**Try it**
Each line below that holds the string "review" counts once; report the total and nothing else.

Entries from a dataset of interfaces:
###

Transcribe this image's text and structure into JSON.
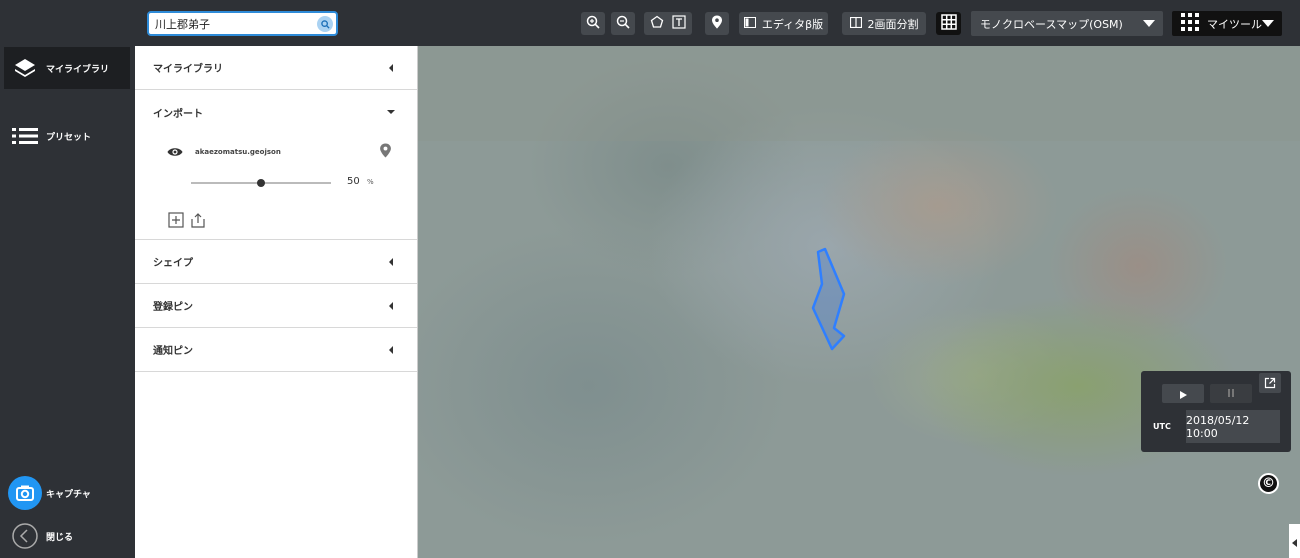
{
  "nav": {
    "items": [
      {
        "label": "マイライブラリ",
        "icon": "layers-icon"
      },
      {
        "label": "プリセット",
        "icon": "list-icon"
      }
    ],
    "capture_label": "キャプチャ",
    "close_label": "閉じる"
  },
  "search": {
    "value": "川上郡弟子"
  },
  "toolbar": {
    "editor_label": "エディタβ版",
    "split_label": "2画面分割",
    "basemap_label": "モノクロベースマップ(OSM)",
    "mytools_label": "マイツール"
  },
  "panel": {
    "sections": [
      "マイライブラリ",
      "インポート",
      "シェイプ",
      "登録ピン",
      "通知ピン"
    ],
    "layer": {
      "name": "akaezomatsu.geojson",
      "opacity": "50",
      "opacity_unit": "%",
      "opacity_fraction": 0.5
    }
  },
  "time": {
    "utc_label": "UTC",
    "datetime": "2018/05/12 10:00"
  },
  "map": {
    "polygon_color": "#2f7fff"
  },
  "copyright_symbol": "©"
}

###

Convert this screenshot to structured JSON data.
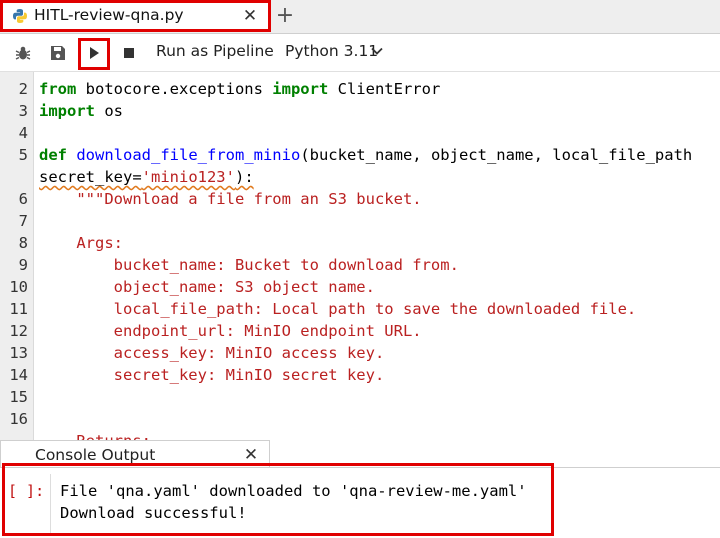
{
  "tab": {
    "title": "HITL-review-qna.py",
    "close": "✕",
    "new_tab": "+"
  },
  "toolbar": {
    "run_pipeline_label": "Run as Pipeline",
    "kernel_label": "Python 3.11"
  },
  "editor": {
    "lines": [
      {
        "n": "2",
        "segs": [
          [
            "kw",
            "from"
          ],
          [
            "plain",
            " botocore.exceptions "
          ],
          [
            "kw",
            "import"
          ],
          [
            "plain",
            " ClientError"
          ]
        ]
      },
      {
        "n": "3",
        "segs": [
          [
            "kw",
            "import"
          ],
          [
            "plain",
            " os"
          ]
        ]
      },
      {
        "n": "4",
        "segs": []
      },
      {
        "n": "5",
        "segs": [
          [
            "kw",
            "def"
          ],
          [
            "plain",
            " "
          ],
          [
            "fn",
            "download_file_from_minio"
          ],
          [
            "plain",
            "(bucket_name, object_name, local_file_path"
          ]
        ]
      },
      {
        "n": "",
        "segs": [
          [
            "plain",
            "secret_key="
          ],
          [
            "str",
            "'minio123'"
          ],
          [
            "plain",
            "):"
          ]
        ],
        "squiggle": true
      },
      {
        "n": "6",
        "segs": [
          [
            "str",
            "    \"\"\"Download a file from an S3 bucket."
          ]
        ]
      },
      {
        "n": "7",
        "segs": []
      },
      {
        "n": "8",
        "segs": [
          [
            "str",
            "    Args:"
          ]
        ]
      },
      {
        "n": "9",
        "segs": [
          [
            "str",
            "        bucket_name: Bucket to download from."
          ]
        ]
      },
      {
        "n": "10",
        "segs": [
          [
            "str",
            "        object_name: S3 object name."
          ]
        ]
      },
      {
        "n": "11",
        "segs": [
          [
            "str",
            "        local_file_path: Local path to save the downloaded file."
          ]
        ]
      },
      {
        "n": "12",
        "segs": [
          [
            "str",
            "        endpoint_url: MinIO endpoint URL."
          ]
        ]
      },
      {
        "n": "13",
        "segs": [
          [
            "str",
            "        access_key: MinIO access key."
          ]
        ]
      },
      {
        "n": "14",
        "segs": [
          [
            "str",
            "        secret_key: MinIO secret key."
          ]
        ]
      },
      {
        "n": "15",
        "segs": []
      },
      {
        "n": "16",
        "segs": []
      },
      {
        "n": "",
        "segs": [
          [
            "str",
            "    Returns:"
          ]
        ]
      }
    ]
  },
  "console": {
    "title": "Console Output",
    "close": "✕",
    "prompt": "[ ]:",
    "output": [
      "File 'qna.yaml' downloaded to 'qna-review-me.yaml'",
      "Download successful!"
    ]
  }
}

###

**Result**
2